Former Democratic Senator Majority Leader Sid Snyder died Sunday at his home in Long Beach. He was 86.
Former state senator Mark Doumit, D-Wahkiakum, represented the 19th Legislative District after Snyder’s retirement in 2002.
“He was a fine man. He’s kind of one of a kind because he’s a great example of how people should treat each other, both in the political process and out of the political process,” Doumit said. “He was the kind of person who could meet with the president of United States or the CEO of a company and treat them with the same respect he would give a logger or a fisherman or someone who needed help. I admired him a great deal, he was certainly one of the people I looked up to in life. He set a great example.”
Snyder worked his way up in the Capitol, literally from the ground floor — he started work there as a part-time elevator operator in 1949. He moved up to become Secretary of the Senate in 1969, a partisan post he was given by the Democrats and remarkably kept through one Republican majority.
After the death of his friend, Sen. Arlie DeJarnatt of Longview in 1990, several Democrats asked Snyder to run for his seat. He agreed and won, serving 12 years in the Senate. He once resigned during a heated debate in which he felt the rules of chamber were being ignored.
He and his wife Bette have owned Sid’s Market on the Long Beach for more than 50 years.
He was known for his dedication to his constituents and for reaching across the aisle to get things done.
“Sid was a master at the art of negotiation. He negotiated across the aisle all the time, and had a great deal of respect for the institution itself,” Doumit said. “His example is the kind of example we need across the country. There aren’t enough people in the process anymore that really know how to work the art of negotiation. … We’ve got a lot of serious problems to deal with, and no one party has all the answers.”
State Sen. Brian Hatfield, D-Raymond, now holds the 19th District Legislative District senate seat and has known Snyder since he was a little boy.
”It’s tough to say anything that already hasn’t been said or written about Sid,” Hatfield said. “Just turn on the TV, during this crazy, homestretch of the campaign season, and it becomes obvious how much we need people like Sid. Keep Bette and the rest of the family in your thoughts and prayers. Sine die my good friend.”
Gov. Chris Gregoire issued a statement this morning on Snyder’s passing.
“Washington state government has lost one of its giants. Sid was unique and irreplaceable. Over the course of five decades, literally rising from his start as an elevator operator in the state Capitol, Sid set the standard for public service. He was humble, dedicated, a doer, world-class story teller and, above all, a family man. Sid was legendary for getting things done and for his never-failing courtesy and civility. He represented his district and the people of our state with principle, dignity and modesty. They just don’t come any finer than Sid Snyder.”

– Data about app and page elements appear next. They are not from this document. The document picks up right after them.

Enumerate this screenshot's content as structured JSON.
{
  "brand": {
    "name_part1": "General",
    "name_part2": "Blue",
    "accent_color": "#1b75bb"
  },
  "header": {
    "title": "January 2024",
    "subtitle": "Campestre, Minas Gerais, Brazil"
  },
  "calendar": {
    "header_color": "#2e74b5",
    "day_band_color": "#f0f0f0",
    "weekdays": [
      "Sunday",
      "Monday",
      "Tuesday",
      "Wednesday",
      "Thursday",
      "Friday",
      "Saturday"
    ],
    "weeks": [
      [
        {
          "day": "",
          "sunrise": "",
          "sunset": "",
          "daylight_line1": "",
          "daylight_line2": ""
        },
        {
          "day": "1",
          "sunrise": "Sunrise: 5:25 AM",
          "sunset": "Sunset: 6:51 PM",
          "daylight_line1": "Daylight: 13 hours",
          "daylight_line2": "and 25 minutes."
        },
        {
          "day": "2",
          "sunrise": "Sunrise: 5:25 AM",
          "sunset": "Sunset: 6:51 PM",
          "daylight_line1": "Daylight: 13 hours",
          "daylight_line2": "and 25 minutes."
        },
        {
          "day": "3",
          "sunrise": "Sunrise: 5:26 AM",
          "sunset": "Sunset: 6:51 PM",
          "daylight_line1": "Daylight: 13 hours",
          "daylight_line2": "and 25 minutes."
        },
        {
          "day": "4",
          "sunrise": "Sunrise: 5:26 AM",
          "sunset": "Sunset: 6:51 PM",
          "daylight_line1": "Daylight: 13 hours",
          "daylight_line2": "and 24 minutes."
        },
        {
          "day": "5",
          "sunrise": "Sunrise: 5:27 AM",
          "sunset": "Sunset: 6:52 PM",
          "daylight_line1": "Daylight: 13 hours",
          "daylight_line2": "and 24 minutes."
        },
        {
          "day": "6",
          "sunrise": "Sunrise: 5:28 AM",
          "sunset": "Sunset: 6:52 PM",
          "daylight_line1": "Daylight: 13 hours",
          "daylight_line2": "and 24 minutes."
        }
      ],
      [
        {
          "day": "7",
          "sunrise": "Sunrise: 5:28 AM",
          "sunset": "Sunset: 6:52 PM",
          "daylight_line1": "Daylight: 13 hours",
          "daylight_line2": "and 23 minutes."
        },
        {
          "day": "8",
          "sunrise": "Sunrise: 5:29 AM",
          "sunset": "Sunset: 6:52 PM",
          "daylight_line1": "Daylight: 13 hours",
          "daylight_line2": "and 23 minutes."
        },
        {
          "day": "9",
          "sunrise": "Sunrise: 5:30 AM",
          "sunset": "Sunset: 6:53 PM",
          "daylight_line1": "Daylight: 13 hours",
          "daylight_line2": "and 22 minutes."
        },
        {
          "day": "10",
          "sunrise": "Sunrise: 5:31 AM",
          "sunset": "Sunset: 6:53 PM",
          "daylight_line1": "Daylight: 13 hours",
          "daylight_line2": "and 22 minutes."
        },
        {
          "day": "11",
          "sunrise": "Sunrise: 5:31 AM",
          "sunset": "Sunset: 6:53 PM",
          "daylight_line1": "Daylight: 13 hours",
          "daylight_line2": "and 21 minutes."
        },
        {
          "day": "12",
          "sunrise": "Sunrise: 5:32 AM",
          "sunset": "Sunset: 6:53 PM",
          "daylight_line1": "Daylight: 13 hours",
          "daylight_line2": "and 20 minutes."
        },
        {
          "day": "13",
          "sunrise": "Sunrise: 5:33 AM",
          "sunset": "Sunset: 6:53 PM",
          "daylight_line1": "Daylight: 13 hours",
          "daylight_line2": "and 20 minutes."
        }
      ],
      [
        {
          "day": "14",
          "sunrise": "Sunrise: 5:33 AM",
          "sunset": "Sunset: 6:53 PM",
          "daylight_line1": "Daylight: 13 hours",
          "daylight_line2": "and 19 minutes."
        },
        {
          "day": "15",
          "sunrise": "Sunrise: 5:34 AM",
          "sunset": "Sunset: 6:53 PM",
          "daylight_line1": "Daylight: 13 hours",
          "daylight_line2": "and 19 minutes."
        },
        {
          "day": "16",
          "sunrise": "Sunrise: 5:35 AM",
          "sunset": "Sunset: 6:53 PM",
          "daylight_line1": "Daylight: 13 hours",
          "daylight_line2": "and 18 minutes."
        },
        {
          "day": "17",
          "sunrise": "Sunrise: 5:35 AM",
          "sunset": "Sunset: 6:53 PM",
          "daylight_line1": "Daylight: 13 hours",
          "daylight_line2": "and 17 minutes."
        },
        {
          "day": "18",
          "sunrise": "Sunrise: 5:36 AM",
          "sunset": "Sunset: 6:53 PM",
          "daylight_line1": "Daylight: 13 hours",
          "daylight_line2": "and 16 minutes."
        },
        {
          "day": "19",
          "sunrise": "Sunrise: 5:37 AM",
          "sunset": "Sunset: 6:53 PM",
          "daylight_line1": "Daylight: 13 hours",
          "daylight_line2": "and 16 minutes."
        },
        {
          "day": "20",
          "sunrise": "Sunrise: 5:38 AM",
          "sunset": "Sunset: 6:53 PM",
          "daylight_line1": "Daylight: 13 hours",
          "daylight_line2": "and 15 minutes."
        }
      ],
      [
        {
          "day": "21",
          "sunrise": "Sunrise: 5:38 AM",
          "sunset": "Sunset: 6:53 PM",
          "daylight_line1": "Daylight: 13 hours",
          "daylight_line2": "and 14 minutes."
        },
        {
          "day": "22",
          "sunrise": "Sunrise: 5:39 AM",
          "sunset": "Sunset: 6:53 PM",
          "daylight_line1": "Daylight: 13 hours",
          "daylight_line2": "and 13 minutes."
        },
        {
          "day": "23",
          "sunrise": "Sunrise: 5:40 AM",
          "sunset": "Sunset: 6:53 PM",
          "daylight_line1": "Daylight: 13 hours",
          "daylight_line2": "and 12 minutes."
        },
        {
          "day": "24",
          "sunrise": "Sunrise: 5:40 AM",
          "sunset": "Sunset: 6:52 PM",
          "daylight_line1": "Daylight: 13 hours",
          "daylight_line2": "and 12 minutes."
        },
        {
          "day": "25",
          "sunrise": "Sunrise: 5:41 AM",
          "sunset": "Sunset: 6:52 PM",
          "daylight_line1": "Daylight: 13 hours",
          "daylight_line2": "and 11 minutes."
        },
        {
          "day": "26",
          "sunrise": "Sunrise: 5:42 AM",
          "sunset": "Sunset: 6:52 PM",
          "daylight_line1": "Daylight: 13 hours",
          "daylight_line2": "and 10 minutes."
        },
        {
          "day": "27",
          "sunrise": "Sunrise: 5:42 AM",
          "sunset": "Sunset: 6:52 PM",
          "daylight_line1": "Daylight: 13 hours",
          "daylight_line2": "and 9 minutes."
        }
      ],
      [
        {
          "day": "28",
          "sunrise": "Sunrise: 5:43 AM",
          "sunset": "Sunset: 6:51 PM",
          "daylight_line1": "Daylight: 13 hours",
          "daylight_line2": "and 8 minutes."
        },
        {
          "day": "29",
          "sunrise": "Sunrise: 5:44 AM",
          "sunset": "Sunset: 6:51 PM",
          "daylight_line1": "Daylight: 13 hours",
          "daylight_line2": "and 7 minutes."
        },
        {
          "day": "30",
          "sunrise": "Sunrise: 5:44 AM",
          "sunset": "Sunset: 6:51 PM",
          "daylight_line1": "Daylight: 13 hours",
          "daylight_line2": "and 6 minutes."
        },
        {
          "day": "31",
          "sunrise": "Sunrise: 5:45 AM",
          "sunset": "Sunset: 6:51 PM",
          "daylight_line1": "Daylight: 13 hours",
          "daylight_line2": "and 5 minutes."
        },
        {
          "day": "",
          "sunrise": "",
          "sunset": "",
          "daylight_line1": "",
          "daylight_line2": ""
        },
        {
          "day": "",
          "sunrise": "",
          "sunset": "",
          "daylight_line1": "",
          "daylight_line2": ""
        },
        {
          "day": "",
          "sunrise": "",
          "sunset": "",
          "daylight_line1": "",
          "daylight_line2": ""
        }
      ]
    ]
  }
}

U.S. Sen. Patty Murray called Snyder an “amazing leader with a heart of gold.”
“He was kind and gracious, and because he had the respect of everyone that knew him, he was able to bring people together to solve problems for the people of our state,” Murray said. “He will be missed by the countless people who had the privilege of working with him and of calling him a friend. My thoughts and prayers are with Bette and his family right now.”
Former Daily World writer Jeff Burlingame is in the midst of writing a book about Snyder’s life.